> What you should do: Would you set down every line of the data below exactly as it reads?

Collected data entries:
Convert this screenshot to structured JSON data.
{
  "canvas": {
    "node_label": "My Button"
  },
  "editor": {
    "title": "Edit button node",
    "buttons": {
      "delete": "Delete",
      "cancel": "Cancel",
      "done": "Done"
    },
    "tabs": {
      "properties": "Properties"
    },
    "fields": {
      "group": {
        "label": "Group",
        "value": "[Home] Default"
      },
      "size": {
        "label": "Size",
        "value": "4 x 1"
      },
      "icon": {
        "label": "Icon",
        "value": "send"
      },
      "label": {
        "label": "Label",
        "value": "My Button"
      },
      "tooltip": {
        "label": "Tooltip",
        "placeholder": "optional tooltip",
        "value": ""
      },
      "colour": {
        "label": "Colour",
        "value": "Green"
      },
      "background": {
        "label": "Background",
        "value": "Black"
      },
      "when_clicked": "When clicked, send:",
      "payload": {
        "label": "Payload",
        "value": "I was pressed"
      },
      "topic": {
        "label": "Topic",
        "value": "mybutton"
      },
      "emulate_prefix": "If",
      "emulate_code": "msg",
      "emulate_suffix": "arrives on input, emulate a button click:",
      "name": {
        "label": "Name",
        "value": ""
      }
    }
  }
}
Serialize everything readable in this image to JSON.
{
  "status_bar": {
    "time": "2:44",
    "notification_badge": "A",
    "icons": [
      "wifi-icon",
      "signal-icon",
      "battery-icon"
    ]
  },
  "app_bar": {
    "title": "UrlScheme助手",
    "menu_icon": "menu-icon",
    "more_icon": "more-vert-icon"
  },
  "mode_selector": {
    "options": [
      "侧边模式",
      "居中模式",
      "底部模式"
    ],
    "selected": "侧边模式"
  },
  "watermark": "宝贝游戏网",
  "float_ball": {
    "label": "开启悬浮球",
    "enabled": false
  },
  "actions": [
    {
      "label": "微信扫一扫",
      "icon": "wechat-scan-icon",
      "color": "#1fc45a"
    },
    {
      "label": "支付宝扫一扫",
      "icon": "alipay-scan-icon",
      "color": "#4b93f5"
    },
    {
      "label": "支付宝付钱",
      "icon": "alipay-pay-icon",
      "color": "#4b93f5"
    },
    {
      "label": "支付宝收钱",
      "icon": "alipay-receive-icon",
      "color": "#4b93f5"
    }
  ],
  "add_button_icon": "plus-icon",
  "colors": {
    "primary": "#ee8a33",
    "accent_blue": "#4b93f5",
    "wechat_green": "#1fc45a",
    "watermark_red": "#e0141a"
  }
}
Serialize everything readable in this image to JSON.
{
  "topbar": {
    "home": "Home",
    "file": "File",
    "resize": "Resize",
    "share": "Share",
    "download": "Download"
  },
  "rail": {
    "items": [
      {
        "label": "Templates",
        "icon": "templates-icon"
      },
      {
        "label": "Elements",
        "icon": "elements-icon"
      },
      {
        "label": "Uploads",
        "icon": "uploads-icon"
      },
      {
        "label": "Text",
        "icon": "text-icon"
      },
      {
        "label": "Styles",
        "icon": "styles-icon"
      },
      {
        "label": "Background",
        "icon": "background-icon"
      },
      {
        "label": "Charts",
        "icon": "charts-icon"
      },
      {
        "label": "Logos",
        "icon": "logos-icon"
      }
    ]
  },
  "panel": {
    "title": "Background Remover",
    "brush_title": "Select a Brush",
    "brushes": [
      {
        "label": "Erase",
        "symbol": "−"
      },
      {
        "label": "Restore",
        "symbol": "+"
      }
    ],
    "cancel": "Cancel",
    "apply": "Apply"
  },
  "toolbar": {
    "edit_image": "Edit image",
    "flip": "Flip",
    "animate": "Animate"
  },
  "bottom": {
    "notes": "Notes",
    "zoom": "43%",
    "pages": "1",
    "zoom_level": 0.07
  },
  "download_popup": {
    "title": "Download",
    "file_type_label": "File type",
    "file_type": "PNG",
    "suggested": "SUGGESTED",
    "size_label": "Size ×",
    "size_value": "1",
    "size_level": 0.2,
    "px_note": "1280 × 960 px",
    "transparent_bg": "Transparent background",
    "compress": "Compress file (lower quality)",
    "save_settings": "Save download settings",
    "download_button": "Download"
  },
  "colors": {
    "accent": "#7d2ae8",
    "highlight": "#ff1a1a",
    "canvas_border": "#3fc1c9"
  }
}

> Response to the task:
Convert this screenshot to structured JSON data.
{
  "canvas": {
    "node_label": "My Button"
  },
  "editor": {
    "title": "Edit button node",
    "buttons": {
      "delete": "Delete",
      "cancel": "Cancel",
      "done": "Done"
    },
    "tabs": {
      "properties": "Properties"
    },
    "fields": {
      "group": {
        "label": "Group",
        "value": "[Home] Default"
      },
      "size": {
        "label": "Size",
        "value": "4 x 1"
      },
      "icon": {
        "label": "Icon",
        "value": "send"
      },
      "label": {
        "label": "Label",
        "value": "My Button"
      },
      "tooltip": {
        "label": "Tooltip",
        "placeholder": "optional tooltip",
        "value": ""
      },
      "colour": {
        "label": "Colour",
        "value": "Green"
      },
      "background": {
        "label": "Background",
        "value": "Black"
      },
      "when_clicked": "When clicked, send:",
      "payload": {
        "label": "Payload",
        "value": "I was pressed"
      },
      "topic": {
        "label": "Topic",
        "value": "mybutton"
      },
      "emulate_prefix": "If",
      "emulate_code": "msg",
      "emulate_suffix": "arrives on input, emulate a button click:",
      "name": {
        "label": "Name",
        "value": ""
      }
    }
  }
}
Serialize everything readable in this image to JSON.
{
  "status_bar": {
    "time": "2:44",
    "notification_badge": "A",
    "icons": [
      "wifi-icon",
      "signal-icon",
      "battery-icon"
    ]
  },
  "app_bar": {
    "title": "UrlScheme助手",
    "menu_icon": "menu-icon",
    "more_icon": "more-vert-icon"
  },
  "mode_selector": {
    "options": [
      "侧边模式",
      "居中模式",
      "底部模式"
    ],
    "selected": "侧边模式"
  },
  "watermark": "宝贝游戏网",
  "float_ball": {
    "label": "开启悬浮球",
    "enabled": false
  },
  "actions": [
    {
      "label": "微信扫一扫",
      "icon": "wechat-scan-icon",
      "color": "#1fc45a"
    },
    {
      "label": "支付宝扫一扫",
      "icon": "alipay-scan-icon",
      "color": "#4b93f5"
    },
    {
      "label": "支付宝付钱",
      "icon": "alipay-pay-icon",
      "color": "#4b93f5"
    },
    {
      "label": "支付宝收钱",
      "icon": "alipay-receive-icon",
      "color": "#4b93f5"
    }
  ],
  "add_button_icon": "plus-icon",
  "colors": {
    "primary": "#ee8a33",
    "accent_blue": "#4b93f5",
    "wechat_green": "#1fc45a",
    "watermark_red": "#e0141a"
  }
}
Serialize everything readable in this image to JSON.
{
  "topbar": {
    "home": "Home",
    "file": "File",
    "resize": "Resize",
    "share": "Share",
    "download": "Download"
  },
  "rail": {
    "items": [
      {
        "label": "Templates",
        "icon": "templates-icon"
      },
      {
        "label": "Elements",
        "icon": "elements-icon"
      },
      {
        "label": "Uploads",
        "icon": "uploads-icon"
      },
      {
        "label": "Text",
        "icon": "text-icon"
      },
      {
        "label": "Styles",
        "icon": "styles-icon"
      },
      {
        "label": "Background",
        "icon": "background-icon"
      },
      {
        "label": "Charts",
        "icon": "charts-icon"
      },
      {
        "label": "Logos",
        "icon": "logos-icon"
      }
    ]
  },
  "panel": {
    "title": "Background Remover",
    "brush_title": "Select a Brush",
    "brushes": [
      {
        "label": "Erase",
        "symbol": "−"
      },
      {
        "label": "Restore",
        "symbol": "+"
      }
    ],
    "cancel": "Cancel",
    "apply": "Apply"
  },
  "toolbar": {
    "edit_image": "Edit image",
    "flip": "Flip",
    "animate": "Animate"
  },
  "bottom": {
    "notes": "Notes",
    "zoom": "43%",
    "pages": "1",
    "zoom_level": 0.07
  },
  "download_popup": {
    "title": "Download",
    "file_type_label": "File type",
    "file_type": "PNG",
    "suggested": "SUGGESTED",
    "size_label": "Size ×",
    "size_value": "1",
    "size_level": 0.2,
    "px_note": "1280 × 960 px",
    "transparent_bg": "Transparent background",
    "compress": "Compress file (lower quality)",
    "save_settings": "Save download settings",
    "download_button": "Download"
  },
  "colors": {
    "accent": "#7d2ae8",
    "highlight": "#ff1a1a",
    "canvas_border": "#3fc1c9"
  }
}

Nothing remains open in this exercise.